EXERCISE — Scan the lines below and report each one containing "demo" by copying it.

Stored records:
───

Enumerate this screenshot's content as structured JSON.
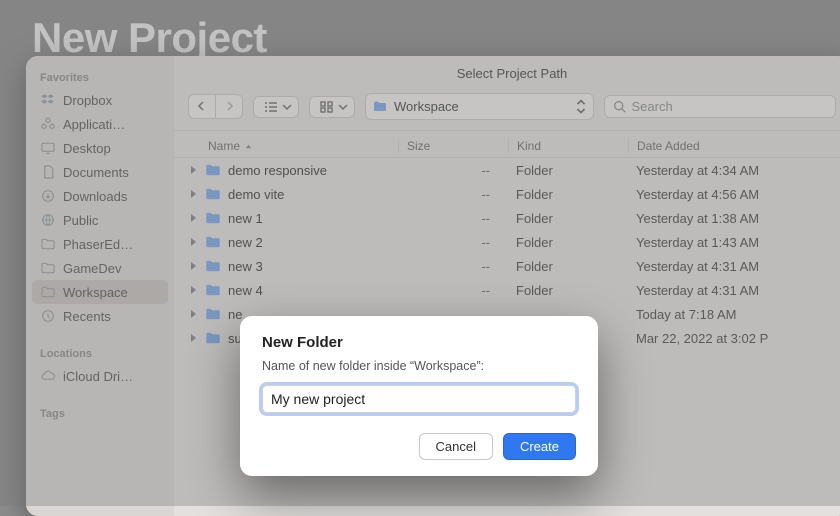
{
  "page_title": "New Project",
  "window_title": "Select Project Path",
  "sidebar": {
    "favorites_label": "Favorites",
    "locations_label": "Locations",
    "tags_label": "Tags",
    "items": [
      {
        "label": "Dropbox",
        "icon": "dropbox"
      },
      {
        "label": "Applicati…",
        "icon": "apps"
      },
      {
        "label": "Desktop",
        "icon": "desktop"
      },
      {
        "label": "Documents",
        "icon": "doc"
      },
      {
        "label": "Downloads",
        "icon": "downloads"
      },
      {
        "label": "Public",
        "icon": "public"
      },
      {
        "label": "PhaserEd…",
        "icon": "folder"
      },
      {
        "label": "GameDev",
        "icon": "folder"
      },
      {
        "label": "Workspace",
        "icon": "folder",
        "selected": true
      },
      {
        "label": "Recents",
        "icon": "recents"
      }
    ],
    "locations": [
      {
        "label": "iCloud Dri…",
        "icon": "icloud"
      }
    ]
  },
  "toolbar": {
    "path_label": "Workspace",
    "search_placeholder": "Search"
  },
  "columns": {
    "name": "Name",
    "size": "Size",
    "kind": "Kind",
    "date": "Date Added"
  },
  "rows": [
    {
      "name": "demo responsive",
      "size": "--",
      "kind": "Folder",
      "date": "Yesterday at 4:34 AM"
    },
    {
      "name": "demo vite",
      "size": "--",
      "kind": "Folder",
      "date": "Yesterday at 4:56 AM"
    },
    {
      "name": "new 1",
      "size": "--",
      "kind": "Folder",
      "date": "Yesterday at 1:38 AM"
    },
    {
      "name": "new 2",
      "size": "--",
      "kind": "Folder",
      "date": "Yesterday at 1:43 AM"
    },
    {
      "name": "new 3",
      "size": "--",
      "kind": "Folder",
      "date": "Yesterday at 4:31 AM"
    },
    {
      "name": "new 4",
      "size": "--",
      "kind": "Folder",
      "date": "Yesterday at 4:31 AM"
    },
    {
      "name": "ne",
      "size": "",
      "kind": "",
      "date": "Today at 7:18 AM"
    },
    {
      "name": "su",
      "size": "",
      "kind": "",
      "date": "Mar 22, 2022 at 3:02 P"
    }
  ],
  "dialog": {
    "title": "New Folder",
    "subtitle": "Name of new folder inside “Workspace”:",
    "value": "My new project",
    "cancel": "Cancel",
    "create": "Create"
  }
}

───

EXERCISE ANSWER —
      "name": "demo responsive",
      "name": "demo vite",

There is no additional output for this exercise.